Oyster reefs are important environmental and economic resources within the coastal regions of the United States. Mapping the physical extent of oyster reefs provides scientists and managers more complete data on the current status of oyster populations that can be valuable economically as wells as for ongoing oyster restoration efforts. The goal of this project is to apply side-scanning sonar system (for deeper water) combined with drone photography (for shallow water) together with digital image processing techniques in order to map shallow and intertidal oyster reefs and shell bottom at selected sites along the Texas coastal zone.
Several questions/criteria are used to evaluate and select the research sites to conduct shallow and intertidal shell and reef mapping including the following: 1) Is there sufficient water depth to allow easy and safe navigation of a small utility boat equipped with side scanning sonar system; 2) Do the sites contain areas of extremely low water (< 1 m) and exposed intertidal habitat due to low astronomical tides or meteorological induced low water conditions (e.g. cold fronts); and 3) Are the sites sufficiently far enough from airports to comply with all Federal Aviation Administration (FAA) flight restrictions?
Based on the above, two main candidate sites are identified for investigation: Site 1) the Bastrop Bay where the mean lower low water level has been historically recorded as low as 0.9 m; and Site 2) the Carancahua reef area in West Bay where the mean lower low water level is also reaches 0.9 m. Other sites near South Deer Island and North Deer Island provide excellent potential locations for the side scanning sonar survey. We will, however, continue to attempt to secure permission or obtain an exemption depending on flight altitude so we can survey this area as well.
2015 – 2016
The project involves two main phases:
1) Side scanning sonar mapping: during the planning process one of the first steps we will implement is the establishment of sufficient transect routes to capture subsequent sonar images that are partially overlapped to ensure no gaps exist in the final products. The fieldwork will be conducted during calm wind 1 to 2 days after the passage of a strong northern cold front at approximately high tide time to ensure proper functioning of survey equipment in shallow water.
2) Drone mapping: high resolution digital cameras placed on an unmanned aerial vehicle (UAV) will be used to collect high resolution images at selected sites to evaluate the ability to map intertidal reefs at reasonable costs. UAV photography in bay systems where oyster reefs sites are located can be ideal when water is at the lowest level. This may happen when low pressure meteorological systems exist off shore combined with wind that blows seaward leading to water levels that can be lower than lowest tidal levels. Each flying mission will be conducted using a detailed flight plan in regard to the exact flying orientation, route, number of flying lines, and number of images, end laps and side laps. Sufficient ground control points for image rectification/registration will be ensured using visible features where possible and anchored floating objects at know locations. The collection of remote sensing images using this technique will be digitally processed through multiple steps that include spatial rectification and registration, spectral enhancement and classification.
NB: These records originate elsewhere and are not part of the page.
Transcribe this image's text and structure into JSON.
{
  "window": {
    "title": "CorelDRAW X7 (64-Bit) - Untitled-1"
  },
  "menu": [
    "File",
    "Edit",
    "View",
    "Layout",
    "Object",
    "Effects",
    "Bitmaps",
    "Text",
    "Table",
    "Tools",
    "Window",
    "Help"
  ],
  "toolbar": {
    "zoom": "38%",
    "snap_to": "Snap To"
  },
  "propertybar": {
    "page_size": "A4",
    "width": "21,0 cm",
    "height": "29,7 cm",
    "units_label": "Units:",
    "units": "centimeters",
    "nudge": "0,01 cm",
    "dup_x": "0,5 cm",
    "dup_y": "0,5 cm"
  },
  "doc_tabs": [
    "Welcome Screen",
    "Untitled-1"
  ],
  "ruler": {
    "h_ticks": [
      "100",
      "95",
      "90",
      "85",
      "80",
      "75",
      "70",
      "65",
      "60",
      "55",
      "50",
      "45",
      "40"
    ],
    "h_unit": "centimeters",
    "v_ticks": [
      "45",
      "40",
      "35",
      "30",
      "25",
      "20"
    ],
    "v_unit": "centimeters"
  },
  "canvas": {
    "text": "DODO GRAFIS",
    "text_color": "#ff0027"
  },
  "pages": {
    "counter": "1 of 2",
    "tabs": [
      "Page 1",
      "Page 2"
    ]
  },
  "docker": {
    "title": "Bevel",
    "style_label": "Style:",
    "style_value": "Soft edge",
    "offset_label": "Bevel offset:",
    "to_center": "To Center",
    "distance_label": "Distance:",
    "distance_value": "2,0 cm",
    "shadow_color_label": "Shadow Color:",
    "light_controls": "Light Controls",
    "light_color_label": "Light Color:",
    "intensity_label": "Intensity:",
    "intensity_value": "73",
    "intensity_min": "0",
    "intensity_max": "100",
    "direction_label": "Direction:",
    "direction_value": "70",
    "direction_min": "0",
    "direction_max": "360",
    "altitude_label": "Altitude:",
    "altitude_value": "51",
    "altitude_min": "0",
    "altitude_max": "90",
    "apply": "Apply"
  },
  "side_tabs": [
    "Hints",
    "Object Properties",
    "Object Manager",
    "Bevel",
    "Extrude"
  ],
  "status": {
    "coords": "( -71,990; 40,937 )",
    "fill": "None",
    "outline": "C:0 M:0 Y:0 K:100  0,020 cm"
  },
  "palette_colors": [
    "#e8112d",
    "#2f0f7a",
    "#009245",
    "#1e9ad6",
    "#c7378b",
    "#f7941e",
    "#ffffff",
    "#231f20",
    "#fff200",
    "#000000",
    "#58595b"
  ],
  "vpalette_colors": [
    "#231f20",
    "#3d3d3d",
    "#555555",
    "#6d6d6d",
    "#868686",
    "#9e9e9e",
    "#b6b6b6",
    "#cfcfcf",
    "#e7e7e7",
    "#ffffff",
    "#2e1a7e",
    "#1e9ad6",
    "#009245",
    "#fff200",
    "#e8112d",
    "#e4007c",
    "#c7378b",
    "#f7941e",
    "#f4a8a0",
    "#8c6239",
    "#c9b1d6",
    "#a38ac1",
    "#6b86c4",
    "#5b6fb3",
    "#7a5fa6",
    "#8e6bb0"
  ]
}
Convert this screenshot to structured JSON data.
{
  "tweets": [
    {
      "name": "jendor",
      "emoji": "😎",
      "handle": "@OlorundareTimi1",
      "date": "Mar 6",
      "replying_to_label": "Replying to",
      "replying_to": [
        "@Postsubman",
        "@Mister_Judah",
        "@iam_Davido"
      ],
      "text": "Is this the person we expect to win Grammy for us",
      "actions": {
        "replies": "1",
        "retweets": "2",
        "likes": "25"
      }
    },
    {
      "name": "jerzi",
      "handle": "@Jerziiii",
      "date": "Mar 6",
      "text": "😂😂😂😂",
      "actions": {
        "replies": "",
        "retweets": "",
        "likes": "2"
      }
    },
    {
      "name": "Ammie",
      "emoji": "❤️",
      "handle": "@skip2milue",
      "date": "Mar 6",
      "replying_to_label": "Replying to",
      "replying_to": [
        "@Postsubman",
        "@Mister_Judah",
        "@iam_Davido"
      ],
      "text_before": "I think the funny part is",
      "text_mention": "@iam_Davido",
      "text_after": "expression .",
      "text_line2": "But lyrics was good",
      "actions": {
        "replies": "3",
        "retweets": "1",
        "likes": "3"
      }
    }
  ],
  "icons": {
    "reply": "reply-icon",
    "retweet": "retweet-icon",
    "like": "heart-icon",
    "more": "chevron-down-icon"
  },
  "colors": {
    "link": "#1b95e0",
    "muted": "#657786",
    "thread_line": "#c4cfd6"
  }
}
We will conduct an additional literature review of recent and potential technologies used to map intertidal and shallow (< 1-2 meter) oyster reef and monitor oyster reef conditions. This will be done to supplement the proposed field study that is based on our past review of methods that show the greatest flexibility and likelihood of success. We will also develop general protocols and recommendations for the application of both side scanning sonar and drone technologies in addition to the specific guidelines we will develop for the methods and gear we will use during our field study.
Publications and Presentations
Guillen, G. and Mokrech, M. 2017. Mapping shallow reefs using low-cost side scanning sonar and drone photography systems. Gulf Coast Prairie Landscape Conservation Cooperative, Lafayette, LA. Webinar.
Mokrech, M., Guillen, G., and Yokley, J. 2016. Low-cost mapping of intertidal reefs using side-scanning sonar and UAV systems. In Restore America's Estuaries, New Orleans, LA. Poster.
- Gulf Coast Prairie Landscape Conservation Cooperative